• **Exercise aim**
Leave every picture behind and copy the rest of the entries below exactly.
Task input below:
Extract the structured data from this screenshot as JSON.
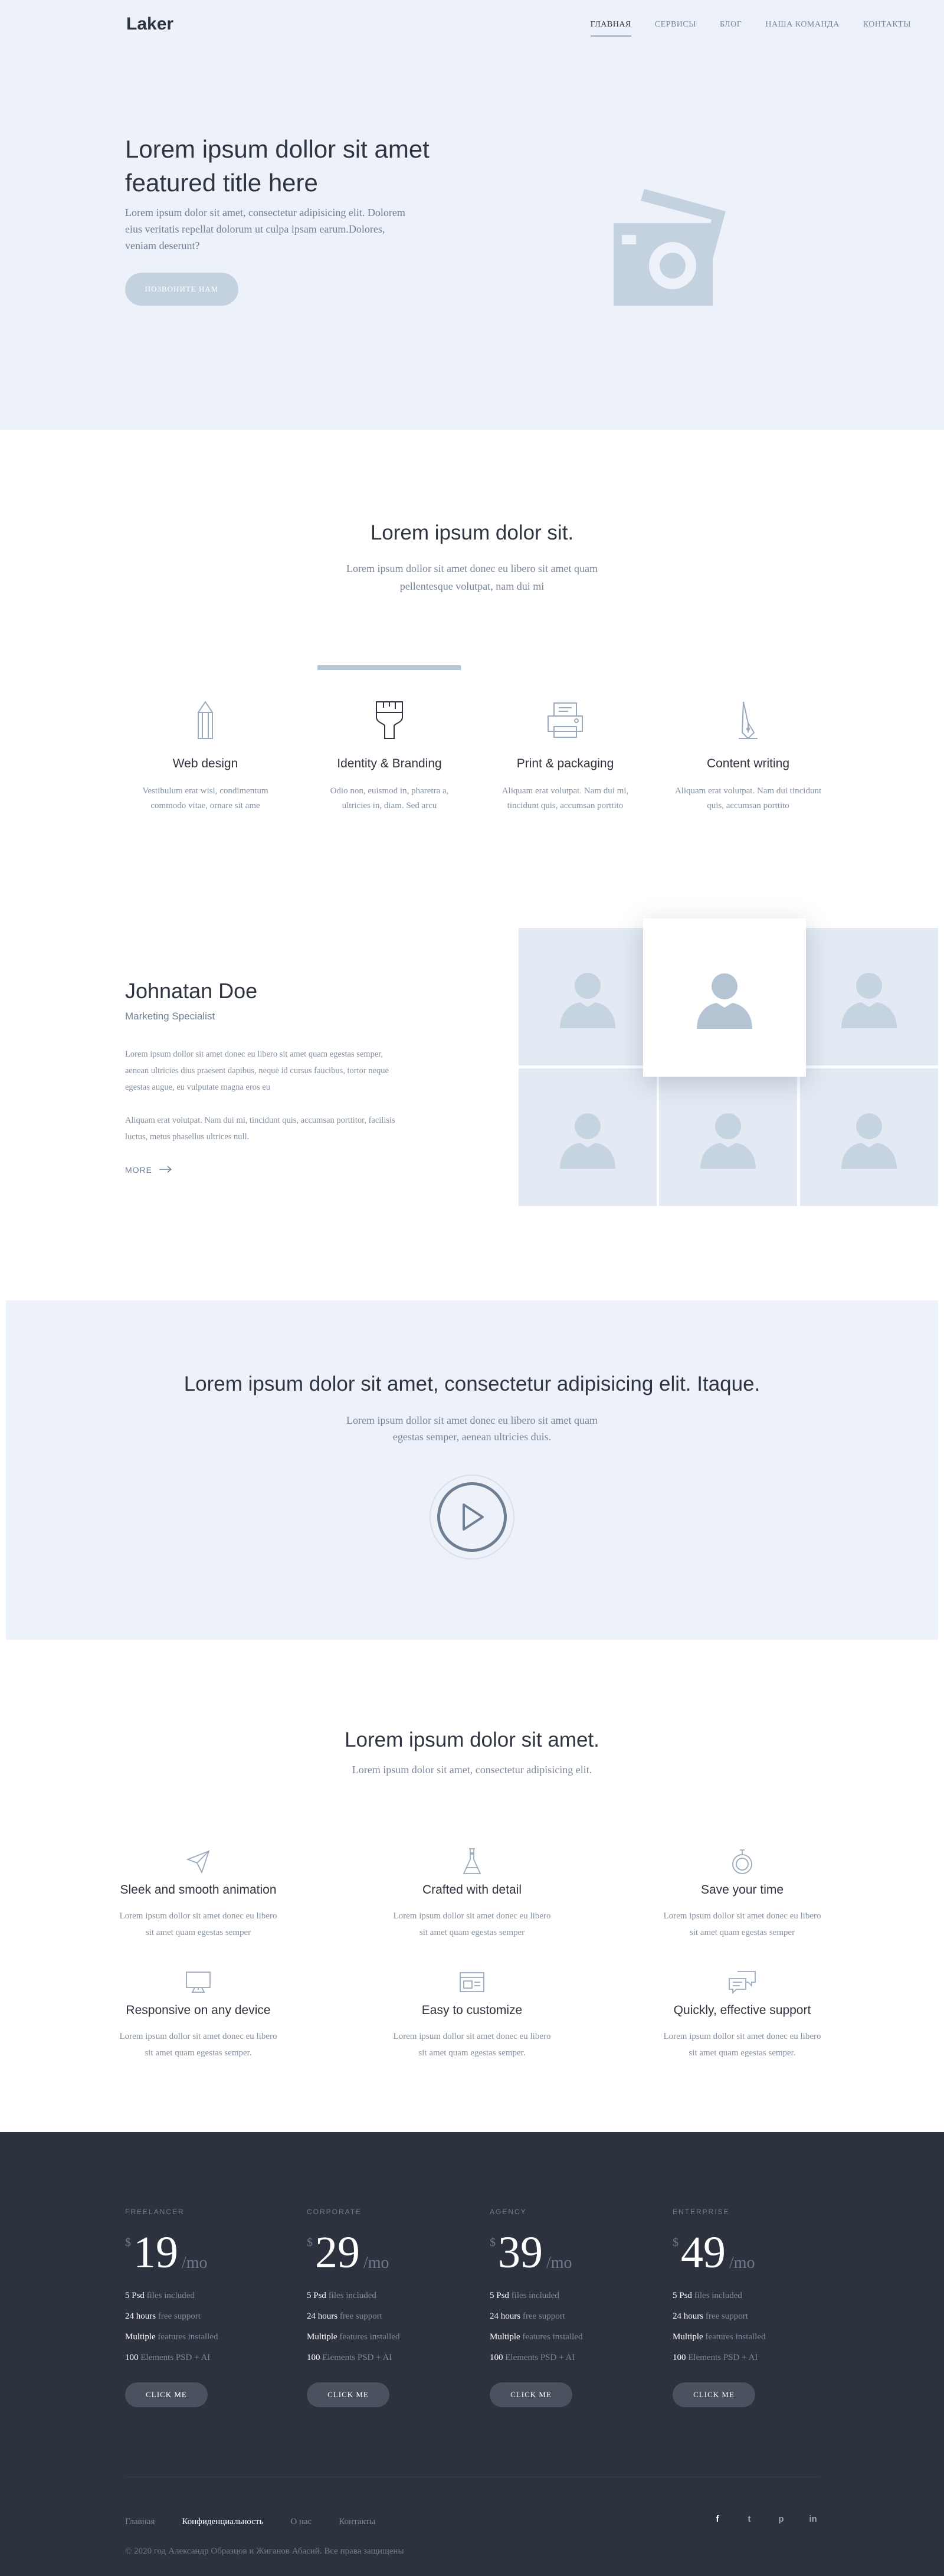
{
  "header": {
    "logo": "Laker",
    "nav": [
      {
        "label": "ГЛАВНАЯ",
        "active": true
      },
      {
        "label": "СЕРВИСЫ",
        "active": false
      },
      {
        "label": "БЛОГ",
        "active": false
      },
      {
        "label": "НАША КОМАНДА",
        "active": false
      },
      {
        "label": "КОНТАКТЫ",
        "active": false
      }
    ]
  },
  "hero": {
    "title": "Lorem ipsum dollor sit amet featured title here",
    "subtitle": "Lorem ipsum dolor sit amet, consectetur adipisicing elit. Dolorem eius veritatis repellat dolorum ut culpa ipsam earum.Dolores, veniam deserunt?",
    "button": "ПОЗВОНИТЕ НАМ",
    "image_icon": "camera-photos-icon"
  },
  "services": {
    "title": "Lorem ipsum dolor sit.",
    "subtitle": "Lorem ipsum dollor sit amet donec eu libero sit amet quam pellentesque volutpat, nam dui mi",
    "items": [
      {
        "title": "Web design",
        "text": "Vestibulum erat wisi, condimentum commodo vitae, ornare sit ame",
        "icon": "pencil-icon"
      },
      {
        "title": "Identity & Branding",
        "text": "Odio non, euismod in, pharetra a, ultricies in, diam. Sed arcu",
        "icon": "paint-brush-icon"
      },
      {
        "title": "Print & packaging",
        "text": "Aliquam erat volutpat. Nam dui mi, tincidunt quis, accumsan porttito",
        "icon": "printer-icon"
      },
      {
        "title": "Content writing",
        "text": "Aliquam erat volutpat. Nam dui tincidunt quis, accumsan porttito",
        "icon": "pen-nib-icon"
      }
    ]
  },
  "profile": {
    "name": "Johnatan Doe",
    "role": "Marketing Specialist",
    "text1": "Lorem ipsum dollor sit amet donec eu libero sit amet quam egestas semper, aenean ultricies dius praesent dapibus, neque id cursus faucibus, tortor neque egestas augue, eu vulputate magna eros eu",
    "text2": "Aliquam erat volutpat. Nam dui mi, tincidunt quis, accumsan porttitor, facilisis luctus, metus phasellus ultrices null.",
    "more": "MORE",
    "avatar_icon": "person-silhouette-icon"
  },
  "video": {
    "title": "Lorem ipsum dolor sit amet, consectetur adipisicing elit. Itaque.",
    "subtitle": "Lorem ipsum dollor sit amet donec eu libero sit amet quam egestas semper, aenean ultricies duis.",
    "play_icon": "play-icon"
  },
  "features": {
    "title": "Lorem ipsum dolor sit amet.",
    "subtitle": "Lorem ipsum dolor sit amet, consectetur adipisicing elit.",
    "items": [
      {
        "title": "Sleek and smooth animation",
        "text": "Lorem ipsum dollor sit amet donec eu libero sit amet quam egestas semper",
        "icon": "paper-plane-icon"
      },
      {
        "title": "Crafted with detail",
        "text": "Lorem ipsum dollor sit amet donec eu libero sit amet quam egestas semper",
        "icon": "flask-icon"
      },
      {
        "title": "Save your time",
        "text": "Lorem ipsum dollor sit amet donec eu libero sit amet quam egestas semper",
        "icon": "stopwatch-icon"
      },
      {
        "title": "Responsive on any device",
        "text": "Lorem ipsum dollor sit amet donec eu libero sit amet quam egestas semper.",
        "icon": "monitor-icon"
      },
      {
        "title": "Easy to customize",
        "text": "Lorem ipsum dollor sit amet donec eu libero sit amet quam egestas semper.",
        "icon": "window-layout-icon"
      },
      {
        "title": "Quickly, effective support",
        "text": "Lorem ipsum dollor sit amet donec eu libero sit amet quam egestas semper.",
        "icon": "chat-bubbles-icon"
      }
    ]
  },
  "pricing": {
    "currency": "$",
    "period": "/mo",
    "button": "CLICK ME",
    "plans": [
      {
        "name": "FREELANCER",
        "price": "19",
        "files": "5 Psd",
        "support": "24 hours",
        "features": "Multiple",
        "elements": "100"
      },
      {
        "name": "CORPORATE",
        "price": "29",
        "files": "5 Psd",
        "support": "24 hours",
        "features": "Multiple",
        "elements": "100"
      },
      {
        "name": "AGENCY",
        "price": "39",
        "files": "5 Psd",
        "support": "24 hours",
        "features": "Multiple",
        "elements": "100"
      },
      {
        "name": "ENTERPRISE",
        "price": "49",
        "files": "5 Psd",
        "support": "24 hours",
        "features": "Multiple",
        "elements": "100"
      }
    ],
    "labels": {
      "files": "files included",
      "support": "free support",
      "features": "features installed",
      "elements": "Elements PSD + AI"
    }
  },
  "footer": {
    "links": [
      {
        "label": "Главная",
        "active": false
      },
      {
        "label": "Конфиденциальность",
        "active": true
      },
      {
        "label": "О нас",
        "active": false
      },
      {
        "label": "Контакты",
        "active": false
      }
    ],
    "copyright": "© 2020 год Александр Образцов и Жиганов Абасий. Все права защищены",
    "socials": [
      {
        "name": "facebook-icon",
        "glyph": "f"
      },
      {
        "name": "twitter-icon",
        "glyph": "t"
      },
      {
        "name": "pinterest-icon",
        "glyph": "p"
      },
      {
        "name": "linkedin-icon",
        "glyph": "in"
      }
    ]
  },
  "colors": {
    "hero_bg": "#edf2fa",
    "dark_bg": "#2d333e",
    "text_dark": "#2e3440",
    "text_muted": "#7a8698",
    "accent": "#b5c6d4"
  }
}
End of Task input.
• **Exercise result**
Extract the structured data from this screenshot as JSON.
{
  "header": {
    "logo": "Laker",
    "nav": [
      {
        "label": "ГЛАВНАЯ",
        "active": true
      },
      {
        "label": "СЕРВИСЫ",
        "active": false
      },
      {
        "label": "БЛОГ",
        "active": false
      },
      {
        "label": "НАША КОМАНДА",
        "active": false
      },
      {
        "label": "КОНТАКТЫ",
        "active": false
      }
    ]
  },
  "hero": {
    "title": "Lorem ipsum dollor sit amet featured title here",
    "subtitle": "Lorem ipsum dolor sit amet, consectetur adipisicing elit. Dolorem eius veritatis repellat dolorum ut culpa ipsam earum.Dolores, veniam deserunt?",
    "button": "ПОЗВОНИТЕ НАМ",
    "image_icon": "camera-photos-icon"
  },
  "services": {
    "title": "Lorem ipsum dolor sit.",
    "subtitle": "Lorem ipsum dollor sit amet donec eu libero sit amet quam pellentesque volutpat, nam dui mi",
    "items": [
      {
        "title": "Web design",
        "text": "Vestibulum erat wisi, condimentum commodo vitae, ornare sit ame",
        "icon": "pencil-icon"
      },
      {
        "title": "Identity & Branding",
        "text": "Odio non, euismod in, pharetra a, ultricies in, diam. Sed arcu",
        "icon": "paint-brush-icon"
      },
      {
        "title": "Print & packaging",
        "text": "Aliquam erat volutpat. Nam dui mi, tincidunt quis, accumsan porttito",
        "icon": "printer-icon"
      },
      {
        "title": "Content writing",
        "text": "Aliquam erat volutpat. Nam dui tincidunt quis, accumsan porttito",
        "icon": "pen-nib-icon"
      }
    ]
  },
  "profile": {
    "name": "Johnatan Doe",
    "role": "Marketing Specialist",
    "text1": "Lorem ipsum dollor sit amet donec eu libero sit amet quam egestas semper, aenean ultricies dius praesent dapibus, neque id cursus faucibus, tortor neque egestas augue, eu vulputate magna eros eu",
    "text2": "Aliquam erat volutpat. Nam dui mi, tincidunt quis, accumsan porttitor, facilisis luctus, metus phasellus ultrices null.",
    "more": "MORE",
    "avatar_icon": "person-silhouette-icon"
  },
  "video": {
    "title": "Lorem ipsum dolor sit amet, consectetur adipisicing elit. Itaque.",
    "subtitle": "Lorem ipsum dollor sit amet donec eu libero sit amet quam egestas semper, aenean ultricies duis.",
    "play_icon": "play-icon"
  },
  "features": {
    "title": "Lorem ipsum dolor sit amet.",
    "subtitle": "Lorem ipsum dolor sit amet, consectetur adipisicing elit.",
    "items": [
      {
        "title": "Sleek and smooth animation",
        "text": "Lorem ipsum dollor sit amet donec eu libero sit amet quam egestas semper",
        "icon": "paper-plane-icon"
      },
      {
        "title": "Crafted with detail",
        "text": "Lorem ipsum dollor sit amet donec eu libero sit amet quam egestas semper",
        "icon": "flask-icon"
      },
      {
        "title": "Save your time",
        "text": "Lorem ipsum dollor sit amet donec eu libero sit amet quam egestas semper",
        "icon": "stopwatch-icon"
      },
      {
        "title": "Responsive on any device",
        "text": "Lorem ipsum dollor sit amet donec eu libero sit amet quam egestas semper.",
        "icon": "monitor-icon"
      },
      {
        "title": "Easy to customize",
        "text": "Lorem ipsum dollor sit amet donec eu libero sit amet quam egestas semper.",
        "icon": "window-layout-icon"
      },
      {
        "title": "Quickly, effective support",
        "text": "Lorem ipsum dollor sit amet donec eu libero sit amet quam egestas semper.",
        "icon": "chat-bubbles-icon"
      }
    ]
  },
  "pricing": {
    "currency": "$",
    "period": "/mo",
    "button": "CLICK ME",
    "plans": [
      {
        "name": "FREELANCER",
        "price": "19",
        "files": "5 Psd",
        "support": "24 hours",
        "features": "Multiple",
        "elements": "100"
      },
      {
        "name": "CORPORATE",
        "price": "29",
        "files": "5 Psd",
        "support": "24 hours",
        "features": "Multiple",
        "elements": "100"
      },
      {
        "name": "AGENCY",
        "price": "39",
        "files": "5 Psd",
        "support": "24 hours",
        "features": "Multiple",
        "elements": "100"
      },
      {
        "name": "ENTERPRISE",
        "price": "49",
        "files": "5 Psd",
        "support": "24 hours",
        "features": "Multiple",
        "elements": "100"
      }
    ],
    "labels": {
      "files": "files included",
      "support": "free support",
      "features": "features installed",
      "elements": "Elements PSD + AI"
    }
  },
  "footer": {
    "links": [
      {
        "label": "Главная",
        "active": false
      },
      {
        "label": "Конфиденциальность",
        "active": true
      },
      {
        "label": "О нас",
        "active": false
      },
      {
        "label": "Контакты",
        "active": false
      }
    ],
    "copyright": "© 2020 год Александр Образцов и Жиганов Абасий. Все права защищены",
    "socials": [
      {
        "name": "facebook-icon",
        "glyph": "f"
      },
      {
        "name": "twitter-icon",
        "glyph": "t"
      },
      {
        "name": "pinterest-icon",
        "glyph": "p"
      },
      {
        "name": "linkedin-icon",
        "glyph": "in"
      }
    ]
  },
  "colors": {
    "hero_bg": "#edf2fa",
    "dark_bg": "#2d333e",
    "text_dark": "#2e3440",
    "text_muted": "#7a8698",
    "accent": "#b5c6d4"
  }
}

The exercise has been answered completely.